Every line in the following data that has "Unit" counts toward the total; state that total alone.

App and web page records
Segment Open
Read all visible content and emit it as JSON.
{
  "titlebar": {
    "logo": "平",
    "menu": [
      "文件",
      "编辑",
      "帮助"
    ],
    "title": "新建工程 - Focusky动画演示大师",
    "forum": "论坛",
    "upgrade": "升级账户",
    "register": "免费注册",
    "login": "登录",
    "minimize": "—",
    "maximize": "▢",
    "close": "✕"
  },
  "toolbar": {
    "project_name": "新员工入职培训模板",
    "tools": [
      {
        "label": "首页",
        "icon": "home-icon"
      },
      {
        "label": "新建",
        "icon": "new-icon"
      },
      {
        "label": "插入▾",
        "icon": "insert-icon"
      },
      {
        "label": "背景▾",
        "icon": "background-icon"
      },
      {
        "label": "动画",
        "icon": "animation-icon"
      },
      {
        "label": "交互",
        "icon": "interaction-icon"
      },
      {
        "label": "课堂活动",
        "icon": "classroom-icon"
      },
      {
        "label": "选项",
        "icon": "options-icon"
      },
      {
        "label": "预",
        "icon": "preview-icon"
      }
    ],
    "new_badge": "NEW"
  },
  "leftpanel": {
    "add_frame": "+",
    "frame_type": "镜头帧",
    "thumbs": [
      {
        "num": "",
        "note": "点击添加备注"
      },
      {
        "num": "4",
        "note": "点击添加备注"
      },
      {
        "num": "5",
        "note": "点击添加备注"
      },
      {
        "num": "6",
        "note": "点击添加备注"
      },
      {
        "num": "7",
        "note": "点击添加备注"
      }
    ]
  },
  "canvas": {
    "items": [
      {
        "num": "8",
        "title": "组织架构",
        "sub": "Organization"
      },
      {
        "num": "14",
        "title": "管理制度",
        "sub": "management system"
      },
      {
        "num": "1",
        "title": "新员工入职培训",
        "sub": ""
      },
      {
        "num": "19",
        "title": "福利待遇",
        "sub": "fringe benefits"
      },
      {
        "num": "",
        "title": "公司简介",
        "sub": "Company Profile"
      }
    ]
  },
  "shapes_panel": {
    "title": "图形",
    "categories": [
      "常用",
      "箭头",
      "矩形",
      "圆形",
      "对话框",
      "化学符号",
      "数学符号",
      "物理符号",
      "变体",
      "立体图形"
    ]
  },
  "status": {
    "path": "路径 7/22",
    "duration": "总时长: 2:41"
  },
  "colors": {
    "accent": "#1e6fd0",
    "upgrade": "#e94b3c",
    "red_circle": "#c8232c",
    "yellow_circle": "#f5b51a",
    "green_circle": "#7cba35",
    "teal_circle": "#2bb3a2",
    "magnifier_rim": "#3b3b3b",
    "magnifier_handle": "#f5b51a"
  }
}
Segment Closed
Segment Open
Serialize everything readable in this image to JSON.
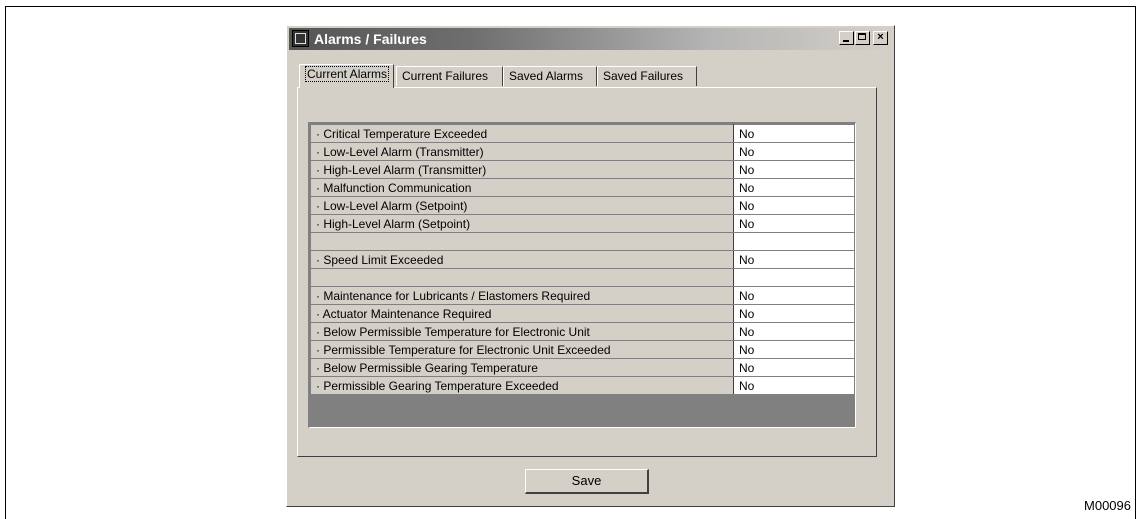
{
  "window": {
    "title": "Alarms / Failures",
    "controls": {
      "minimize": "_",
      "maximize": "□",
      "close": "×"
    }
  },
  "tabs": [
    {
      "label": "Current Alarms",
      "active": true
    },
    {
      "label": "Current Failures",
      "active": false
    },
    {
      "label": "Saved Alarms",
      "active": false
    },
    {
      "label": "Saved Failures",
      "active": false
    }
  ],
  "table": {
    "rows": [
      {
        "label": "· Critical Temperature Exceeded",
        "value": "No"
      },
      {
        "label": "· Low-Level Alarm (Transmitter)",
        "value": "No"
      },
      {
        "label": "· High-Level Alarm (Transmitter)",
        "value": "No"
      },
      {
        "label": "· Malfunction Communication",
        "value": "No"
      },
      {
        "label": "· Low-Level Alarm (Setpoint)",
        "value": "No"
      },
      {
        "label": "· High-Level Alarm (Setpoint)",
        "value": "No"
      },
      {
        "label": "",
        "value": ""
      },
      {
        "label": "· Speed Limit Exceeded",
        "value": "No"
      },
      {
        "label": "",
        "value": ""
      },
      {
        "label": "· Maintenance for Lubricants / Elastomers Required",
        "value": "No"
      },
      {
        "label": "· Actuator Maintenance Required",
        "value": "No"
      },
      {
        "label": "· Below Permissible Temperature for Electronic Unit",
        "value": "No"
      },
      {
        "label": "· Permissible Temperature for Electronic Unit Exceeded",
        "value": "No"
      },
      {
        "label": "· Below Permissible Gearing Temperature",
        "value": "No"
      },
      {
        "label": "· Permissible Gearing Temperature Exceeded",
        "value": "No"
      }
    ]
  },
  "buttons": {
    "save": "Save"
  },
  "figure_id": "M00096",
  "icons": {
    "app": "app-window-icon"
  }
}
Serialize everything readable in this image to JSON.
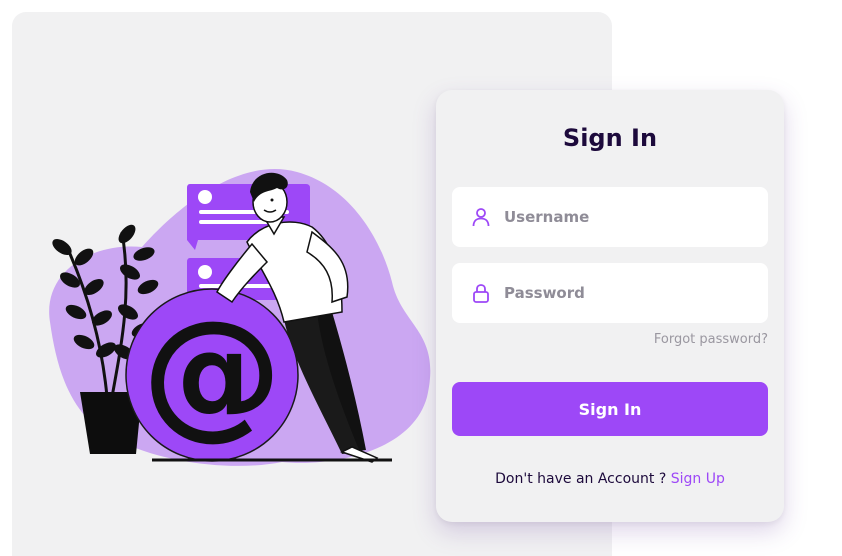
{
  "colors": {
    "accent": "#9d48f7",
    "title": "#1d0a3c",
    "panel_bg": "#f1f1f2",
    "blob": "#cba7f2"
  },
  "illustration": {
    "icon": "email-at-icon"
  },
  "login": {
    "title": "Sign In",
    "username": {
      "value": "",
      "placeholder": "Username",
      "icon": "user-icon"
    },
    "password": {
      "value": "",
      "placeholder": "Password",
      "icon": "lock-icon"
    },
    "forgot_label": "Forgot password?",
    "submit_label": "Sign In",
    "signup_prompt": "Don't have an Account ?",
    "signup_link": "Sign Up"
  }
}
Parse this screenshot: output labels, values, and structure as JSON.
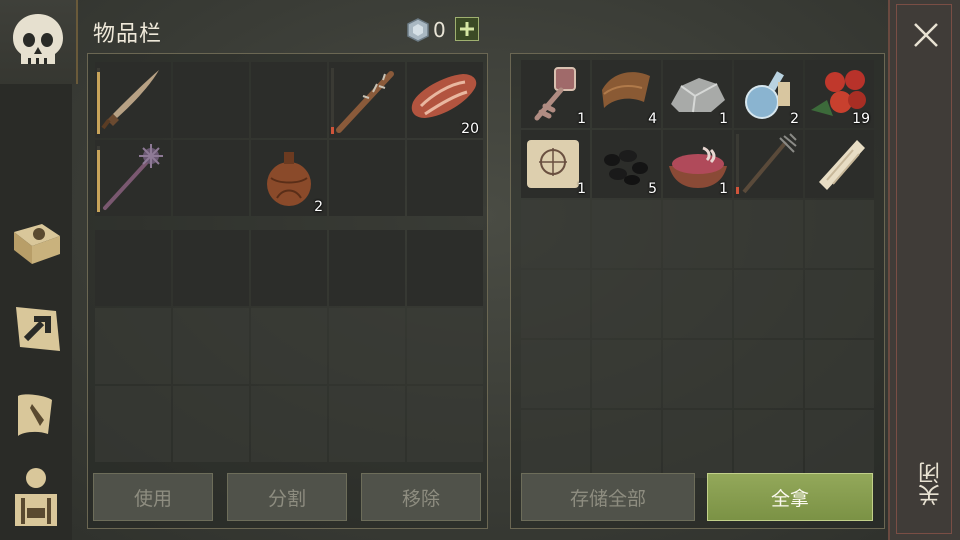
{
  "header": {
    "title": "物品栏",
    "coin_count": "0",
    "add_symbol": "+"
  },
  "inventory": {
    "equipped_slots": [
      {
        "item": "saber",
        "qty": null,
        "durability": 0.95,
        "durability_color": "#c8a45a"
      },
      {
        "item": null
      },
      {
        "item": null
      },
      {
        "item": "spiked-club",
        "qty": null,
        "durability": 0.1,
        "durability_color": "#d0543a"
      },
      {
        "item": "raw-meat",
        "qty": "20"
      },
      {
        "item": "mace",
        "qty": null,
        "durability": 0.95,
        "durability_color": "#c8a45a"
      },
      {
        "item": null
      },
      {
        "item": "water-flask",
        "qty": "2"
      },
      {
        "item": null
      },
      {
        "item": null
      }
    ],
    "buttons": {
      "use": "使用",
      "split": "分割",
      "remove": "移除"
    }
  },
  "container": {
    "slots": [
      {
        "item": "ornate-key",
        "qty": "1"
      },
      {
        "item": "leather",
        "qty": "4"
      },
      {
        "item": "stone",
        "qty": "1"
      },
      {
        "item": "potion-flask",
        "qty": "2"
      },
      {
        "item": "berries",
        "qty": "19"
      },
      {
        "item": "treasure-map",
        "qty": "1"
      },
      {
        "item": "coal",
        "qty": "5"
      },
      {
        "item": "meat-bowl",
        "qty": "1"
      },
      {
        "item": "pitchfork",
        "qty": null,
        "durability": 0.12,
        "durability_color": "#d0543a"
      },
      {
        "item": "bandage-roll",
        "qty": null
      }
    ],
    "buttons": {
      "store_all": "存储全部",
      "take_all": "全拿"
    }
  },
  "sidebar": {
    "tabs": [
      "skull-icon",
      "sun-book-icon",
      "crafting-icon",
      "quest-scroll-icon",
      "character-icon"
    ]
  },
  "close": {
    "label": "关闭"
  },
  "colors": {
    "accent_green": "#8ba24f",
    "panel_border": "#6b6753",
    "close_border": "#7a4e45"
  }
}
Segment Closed
**Expected output**
2